Dreda Say Mitchell

Born and bred in the East End of London, Dreda Say Mitchell has seen it all from the inside. After a string of jobs as a waitress, chambermaid and catering assistant she realised her dream of becoming a teacher. During this time she saw a new generation of East Enders grappling with the same problems she had but in an even more violent and unforgiving world. Dreda's books are inspired by the gritty, tough and criminal world she grew up in. She still lives in London's East End. Her debut, RUNNING HOT, was published in 2004 and won the Crime Writers' Association's John Creasey Memorial Dagger Award for best first novel. She is the author of eight more novels and is currently writing the FLESH AND BLOOD series, set on 'The Devil's Estate' in Mile End. In 2016, she became a Reading Ambassador for the Reading Agency to promote literacy and libraries.Website: www.dredasaymitchell.com Facebook: /dredasaymitchell Twitter: @DredaMitchell

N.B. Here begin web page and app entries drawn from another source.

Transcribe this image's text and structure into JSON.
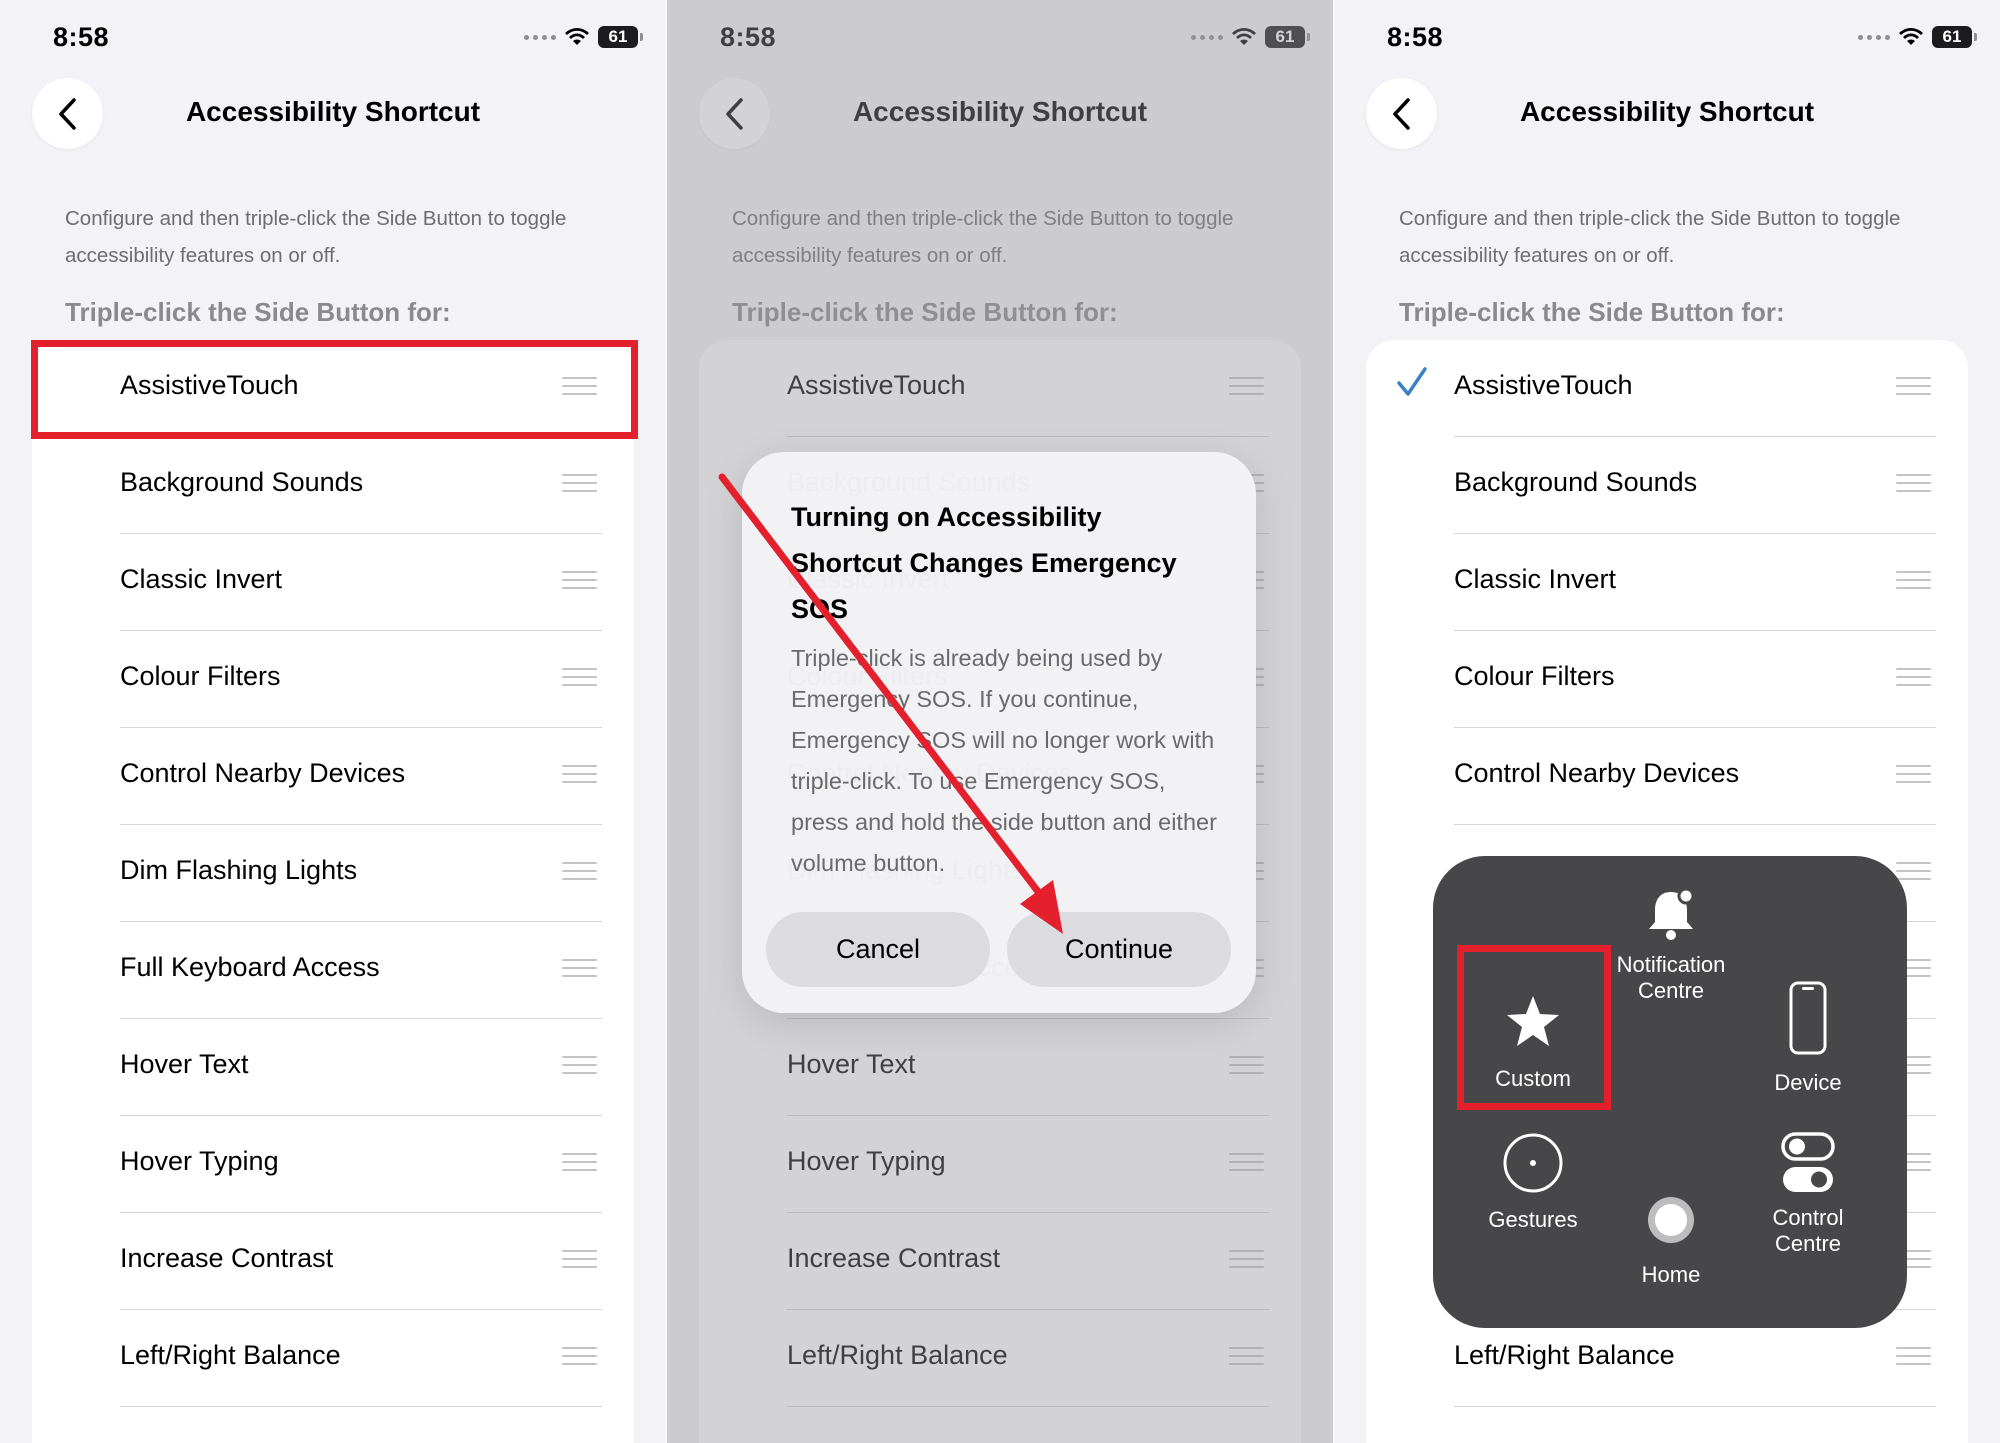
{
  "status": {
    "time": "8:58",
    "battery": "61"
  },
  "header": {
    "title": "Accessibility Shortcut"
  },
  "description": "Configure and then triple-click the Side Button to toggle accessibility features on or off.",
  "section_header": "Triple-click the Side Button for:",
  "items": [
    "AssistiveTouch",
    "Background Sounds",
    "Classic Invert",
    "Colour Filters",
    "Control Nearby Devices",
    "Dim Flashing Lights",
    "Full Keyboard Access",
    "Hover Text",
    "Hover Typing",
    "Increase Contrast",
    "Left/Right Balance"
  ],
  "alert": {
    "title": "Turning on Accessibility Shortcut Changes Emergency SOS",
    "message": "Triple-click is already being used by Emergency SOS. If you continue, Emergency SOS will no longer work with triple-click. To use Emergency SOS, press and hold the side button and either volume button.",
    "cancel": "Cancel",
    "continue": "Continue"
  },
  "assistive_menu": {
    "notification": "Notification Centre",
    "custom": "Custom",
    "device": "Device",
    "gestures": "Gestures",
    "home": "Home",
    "control": "Control Centre"
  },
  "colors": {
    "highlight_red": "#e3202b",
    "check_blue": "#3a82c8",
    "menu_bg": "#474749"
  },
  "icons": [
    "chevron-left-icon",
    "wifi-icon",
    "battery-icon",
    "reorder-icon",
    "checkmark-icon",
    "bell-icon",
    "star-icon",
    "phone-icon",
    "gestures-icon",
    "home-button-icon",
    "toggles-icon"
  ]
}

Eleanor O’Reilly

Eleanor O'Reilly is a teacher of English and Classical Studies who has just completed an MA in Creative Writing, at Manchester Metropolitan University. Having first started writing five years ago, she has received several literary prizes, including the 2015 RTE Francis McManus Radio Short Story Award and the 2013 William Trevor International Short Story Award, and has been shortlisted for several others, including the 2016 Colm Toibin Literary Award. She lives in Ireland with her husband Brian Kelly, their daughter Ella Kelly, and a whole menagerie of pets. M for Mammy is her debut novel.